I know of few other things that highlight these affective ties and social relations as clearly and viscerally as sympathy. As Diane Davis argues, in order for unifying symbols–like language or culture–to develop, one must first consider an “always prior relation to the foreign(er) without which no meaning-making or determinate (symbolic) relation would be possible.” In other words, we are always in relation. We are always “being-with.”
With this in mind, we always have an ethical obligation to recognize our inherent relationship. But at the same time, that relationship always recognizes the inherent difference or “foreign” element of the other. Through “sympathetic imagination” and “emotional contagion” we may break down boarders, but a separation always persists for most of us. “I” can never be fully “you.”
So perhaps I lied (again), and I am putting forth a position, but it is a pretty basic one: we are all different, each with different (inaccessible) worlds and stories, but we are also in the same communities, the same country, the same world.
With this in mind, I see the role of activism. I do not see myself fitting that role personally, but I think activism and the laws and tradition that allow such activism provide key resources. They are necessary. They are beneficial. But they also have a profound ethical dimension, because activism always addresses “our” world, not “my” world or “your” world. All of our individual actions ripple through the whole.
As one of my teachers would always say, “It’s complicated.” But just because it’s complicated doesn’t mean we shouldn’t seek progress or clarity.
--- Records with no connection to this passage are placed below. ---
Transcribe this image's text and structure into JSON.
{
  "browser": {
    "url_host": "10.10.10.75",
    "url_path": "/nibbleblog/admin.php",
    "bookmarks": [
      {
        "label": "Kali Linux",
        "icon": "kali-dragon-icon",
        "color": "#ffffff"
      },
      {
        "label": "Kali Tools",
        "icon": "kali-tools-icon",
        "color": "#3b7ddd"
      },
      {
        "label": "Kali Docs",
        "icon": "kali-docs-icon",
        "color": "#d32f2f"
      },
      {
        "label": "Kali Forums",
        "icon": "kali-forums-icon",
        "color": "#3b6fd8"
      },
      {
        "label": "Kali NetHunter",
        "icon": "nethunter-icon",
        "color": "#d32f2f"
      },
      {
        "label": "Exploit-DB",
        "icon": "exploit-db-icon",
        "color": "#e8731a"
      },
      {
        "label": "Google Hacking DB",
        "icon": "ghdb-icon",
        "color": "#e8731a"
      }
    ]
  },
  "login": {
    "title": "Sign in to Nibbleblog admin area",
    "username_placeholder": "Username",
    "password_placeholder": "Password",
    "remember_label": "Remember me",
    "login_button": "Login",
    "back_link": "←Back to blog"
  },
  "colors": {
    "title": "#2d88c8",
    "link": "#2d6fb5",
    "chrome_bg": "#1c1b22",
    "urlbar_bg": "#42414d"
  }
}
I think it just means we must do so with a clear sense of sympathy and “humility,” mindful of the “ground” where each of us stands and why.